_PROBLEM DETAILS_. Without including pictures, set down every record exactly as it stands.

_ _ _ _

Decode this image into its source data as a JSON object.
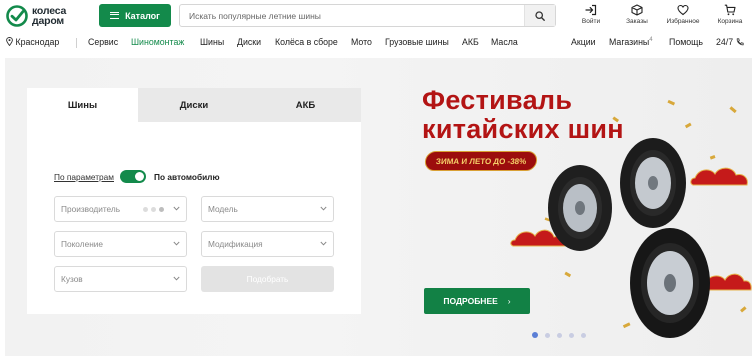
{
  "logo": {
    "line1": "колеса",
    "line2": "даром"
  },
  "catalog": {
    "label": "Каталог"
  },
  "search": {
    "placeholder": "Искать популярные летние шины"
  },
  "header_actions": [
    {
      "label": "Войти",
      "icon": "login-icon"
    },
    {
      "label": "Заказы",
      "icon": "box-icon"
    },
    {
      "label": "Избранное",
      "icon": "heart-icon"
    },
    {
      "label": "Корзина",
      "icon": "cart-icon"
    }
  ],
  "nav": {
    "city": "Краснодар",
    "items": [
      "Сервис",
      "Шиномонтаж",
      "Шины",
      "Диски",
      "Колёса в сборе",
      "Мото",
      "Грузовые шины",
      "АКБ",
      "Масла"
    ],
    "active_item": "Шиномонтаж",
    "right": [
      "Акции",
      "Магазины",
      "Помощь",
      "24/7"
    ],
    "stores_count": "4"
  },
  "panel": {
    "tabs": [
      "Шины",
      "Диски",
      "АКБ"
    ],
    "active_tab": "Шины",
    "mode_params": "По параметрам",
    "mode_car": "По автомобилю",
    "fields": {
      "manufacturer": "Производитель",
      "model": "Модель",
      "generation": "Поколение",
      "modification": "Модификация",
      "body": "Кузов"
    },
    "submit": "Подобрать"
  },
  "promo": {
    "title_line1": "Фестиваль",
    "title_line2": "китайских шин",
    "badge": "ЗИМА И ЛЕТО ДО -38%",
    "button": "ПОДРОБНЕЕ",
    "button_arrow": "›",
    "slides_total": 5,
    "active_slide": 1
  },
  "colors": {
    "brand_green": "#138a4b",
    "promo_red": "#b31414",
    "badge_red": "#9c0d0d",
    "badge_gold": "#f4d06a"
  }
}
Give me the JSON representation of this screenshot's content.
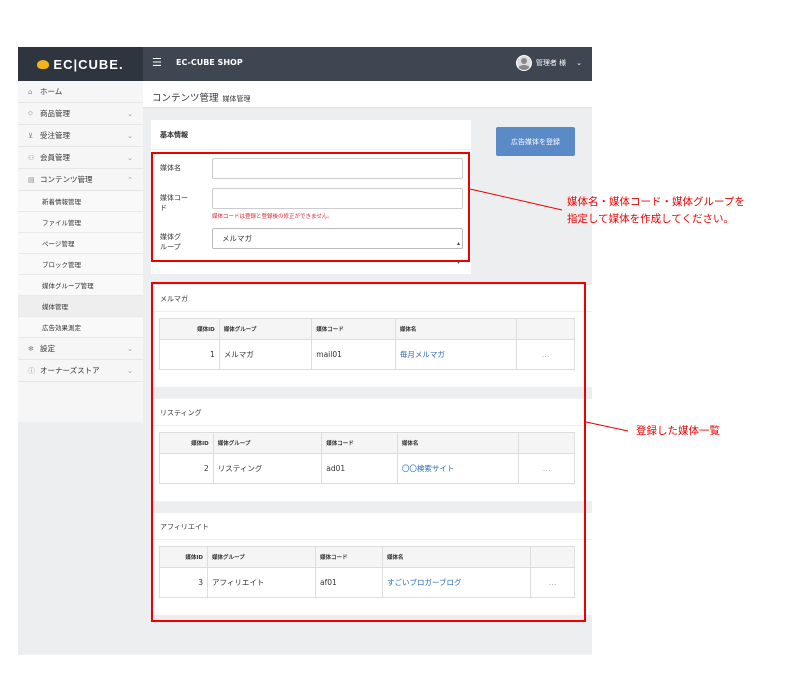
{
  "app": {
    "logo": "EC|CUBE.",
    "shop_name": "EC-CUBE SHOP",
    "user_label": "管理者 様"
  },
  "sidebar": {
    "items": [
      {
        "icon": "home-icon",
        "glyph": "⌂",
        "label": "ホーム"
      },
      {
        "icon": "tag-icon",
        "glyph": "⬦",
        "label": "商品管理"
      },
      {
        "icon": "cart-icon",
        "glyph": "⊻",
        "label": "受注管理"
      },
      {
        "icon": "users-icon",
        "glyph": "⚇",
        "label": "会員管理"
      },
      {
        "icon": "file-icon",
        "glyph": "▤",
        "label": "コンテンツ管理"
      }
    ],
    "subitems": [
      "新着情報管理",
      "ファイル管理",
      "ページ管理",
      "ブロック管理",
      "媒体グループ管理",
      "媒体管理",
      "広告効果測定"
    ],
    "bottom": [
      {
        "icon": "gear-icon",
        "glyph": "✻",
        "label": "設定"
      },
      {
        "icon": "info-icon",
        "glyph": "ⓘ",
        "label": "オーナーズストア"
      }
    ]
  },
  "page": {
    "title": "コンテンツ管理",
    "subtitle": "媒体管理"
  },
  "form": {
    "heading": "基本情報",
    "name_label": "媒体名",
    "code_label": "媒体コー\nド",
    "code_help": "媒体コードは登録と登録後の修正ができません。",
    "group_label": "媒体グ\nループ",
    "group_value": "メルマガ",
    "register_button": "広告媒体を登録"
  },
  "headers": {
    "id": "媒体ID",
    "group": "媒体グループ",
    "code": "媒体コード",
    "name": "媒体名"
  },
  "groups": [
    {
      "title": "メルマガ",
      "row": {
        "id": "1",
        "group": "メルマガ",
        "code": "mail01",
        "name": "毎月メルマガ",
        "action": "…"
      }
    },
    {
      "title": "リスティング",
      "row": {
        "id": "2",
        "group": "リスティング",
        "code": "ad01",
        "name": "〇〇検索サイト",
        "action": "…"
      }
    },
    {
      "title": "アフィリエイト",
      "row": {
        "id": "3",
        "group": "アフィリエイト",
        "code": "af01",
        "name": "すごいブロガーブログ",
        "action": "…"
      }
    }
  ],
  "annotations": {
    "note1_line1": "媒体名・媒体コード・媒体グループを",
    "note1_line2": "指定して媒体を作成してください。",
    "note2": "登録した媒体一覧"
  },
  "colors": {
    "topbar": "#3d4651",
    "accent_button": "#5a8bc6",
    "annotation_red": "#ee0000",
    "link": "#2a6ab5"
  }
}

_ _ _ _

_WRITTEN SOLUTION_.
Decode this image into its source data as a JSON object.
{
  "logo": {
    "line1": "колеса",
    "line2": "даром"
  },
  "catalog": {
    "label": "Каталог"
  },
  "search": {
    "placeholder": "Искать популярные летние шины"
  },
  "header_actions": [
    {
      "label": "Войти",
      "icon": "login-icon"
    },
    {
      "label": "Заказы",
      "icon": "box-icon"
    },
    {
      "label": "Избранное",
      "icon": "heart-icon"
    },
    {
      "label": "Корзина",
      "icon": "cart-icon"
    }
  ],
  "nav": {
    "city": "Краснодар",
    "items": [
      "Сервис",
      "Шиномонтаж",
      "Шины",
      "Диски",
      "Колёса в сборе",
      "Мото",
      "Грузовые шины",
      "АКБ",
      "Масла"
    ],
    "active_item": "Шиномонтаж",
    "right": [
      "Акции",
      "Магазины",
      "Помощь",
      "24/7"
    ],
    "stores_count": "4"
  },
  "panel": {
    "tabs": [
      "Шины",
      "Диски",
      "АКБ"
    ],
    "active_tab": "Шины",
    "mode_params": "По параметрам",
    "mode_car": "По автомобилю",
    "fields": {
      "manufacturer": "Производитель",
      "model": "Модель",
      "generation": "Поколение",
      "modification": "Модификация",
      "body": "Кузов"
    },
    "submit": "Подобрать"
  },
  "promo": {
    "title_line1": "Фестиваль",
    "title_line2": "китайских шин",
    "badge": "ЗИМА И ЛЕТО ДО -38%",
    "button": "ПОДРОБНЕЕ",
    "button_arrow": "›",
    "slides_total": 5,
    "active_slide": 1
  },
  "colors": {
    "brand_green": "#138a4b",
    "promo_red": "#b31414",
    "badge_red": "#9c0d0d",
    "badge_gold": "#f4d06a"
  }
}
Give me the JSON representation of this screenshot's content.
{
  "app": {
    "logo": "EC|CUBE.",
    "shop_name": "EC-CUBE SHOP",
    "user_label": "管理者 様"
  },
  "sidebar": {
    "items": [
      {
        "icon": "home-icon",
        "glyph": "⌂",
        "label": "ホーム"
      },
      {
        "icon": "tag-icon",
        "glyph": "⬦",
        "label": "商品管理"
      },
      {
        "icon": "cart-icon",
        "glyph": "⊻",
        "label": "受注管理"
      },
      {
        "icon": "users-icon",
        "glyph": "⚇",
        "label": "会員管理"
      },
      {
        "icon": "file-icon",
        "glyph": "▤",
        "label": "コンテンツ管理"
      }
    ],
    "subitems": [
      "新着情報管理",
      "ファイル管理",
      "ページ管理",
      "ブロック管理",
      "媒体グループ管理",
      "媒体管理",
      "広告効果測定"
    ],
    "bottom": [
      {
        "icon": "gear-icon",
        "glyph": "✻",
        "label": "設定"
      },
      {
        "icon": "info-icon",
        "glyph": "ⓘ",
        "label": "オーナーズストア"
      }
    ]
  },
  "page": {
    "title": "コンテンツ管理",
    "subtitle": "媒体管理"
  },
  "form": {
    "heading": "基本情報",
    "name_label": "媒体名",
    "code_label": "媒体コー\nド",
    "code_help": "媒体コードは登録と登録後の修正ができません。",
    "group_label": "媒体グ\nループ",
    "group_value": "メルマガ",
    "register_button": "広告媒体を登録"
  },
  "headers": {
    "id": "媒体ID",
    "group": "媒体グループ",
    "code": "媒体コード",
    "name": "媒体名"
  },
  "groups": [
    {
      "title": "メルマガ",
      "row": {
        "id": "1",
        "group": "メルマガ",
        "code": "mail01",
        "name": "毎月メルマガ",
        "action": "…"
      }
    },
    {
      "title": "リスティング",
      "row": {
        "id": "2",
        "group": "リスティング",
        "code": "ad01",
        "name": "〇〇検索サイト",
        "action": "…"
      }
    },
    {
      "title": "アフィリエイト",
      "row": {
        "id": "3",
        "group": "アフィリエイト",
        "code": "af01",
        "name": "すごいブロガーブログ",
        "action": "…"
      }
    }
  ],
  "annotations": {
    "note1_line1": "媒体名・媒体コード・媒体グループを",
    "note1_line2": "指定して媒体を作成してください。",
    "note2": "登録した媒体一覧"
  },
  "colors": {
    "topbar": "#3d4651",
    "accent_button": "#5a8bc6",
    "annotation_red": "#ee0000",
    "link": "#2a6ab5"
  }
}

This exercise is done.